However, the rate of raises for experienced employees will likely stabilize and slow in the next few years. The availability of more experienced employees will continue to grow rapidly, in line with overall IT labor force growth of 5 – 10 years ago, as those earlier employees move up the ranks. Meanwhile, the number of senior positions will grow at the lower current demand rates, and the two curves will likely close or cross in the next few years.
Yet even if annual raises do continue in the 15 – 20% range, the low starting point for Indian IT wages means that wage levels still remain significantly below U.S. wages until all but the highest levels of management. It would take more than 13 years for a software developer hired today in India to reach 80% of the wages for a comparable employee hired in the U.S. today, assuming 18% annual raises for the Indian employee and modest 3% raises for the American employee. (See exhibit 1 below.)
Comparison of Projected Salaries for India and U.S. Software Developers Entering the Workforce in 2012 (with 18% annual raises in India and 3% annual raises in the U.S.)
Source: Red Bridge Strategy Analysis

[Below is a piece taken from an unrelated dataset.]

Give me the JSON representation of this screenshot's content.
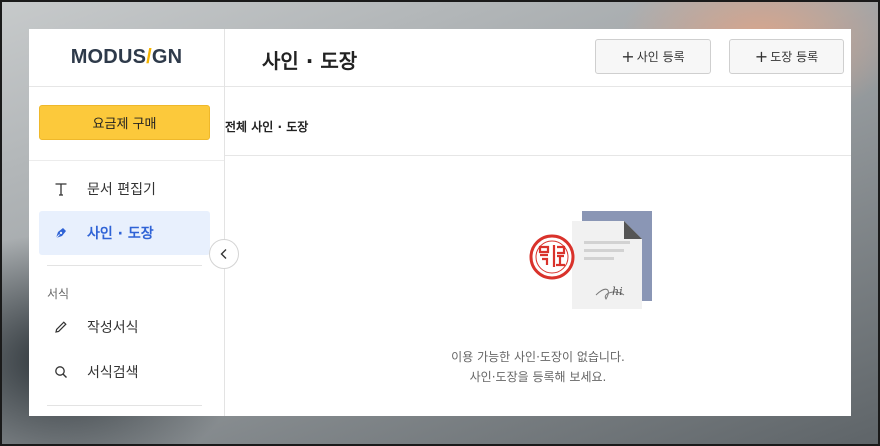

This comparison assumes a starting salary for the U.S. software developer of US$45,000, on the low end of the range among our clients, and that U.S. raises will stay at about 3% – an assumption that is likely to change as the U.S. faces a continuing shortage of IT talent (and hopefully an improving economy). It assumes a starting salary for the Indian software developer of US$5,700, with annual increases of 18%. Should U.S. wages or annual raises increase, or India raises decrease, the time for a new entry-level employee in India to reach 80% of the cost of a parallel employee in the U.S. will be longer than 13 years.
In the next post, we will explore how the relationship between increases in Indian wages and increased costs for U.S. buyers is not as direct as it may seem.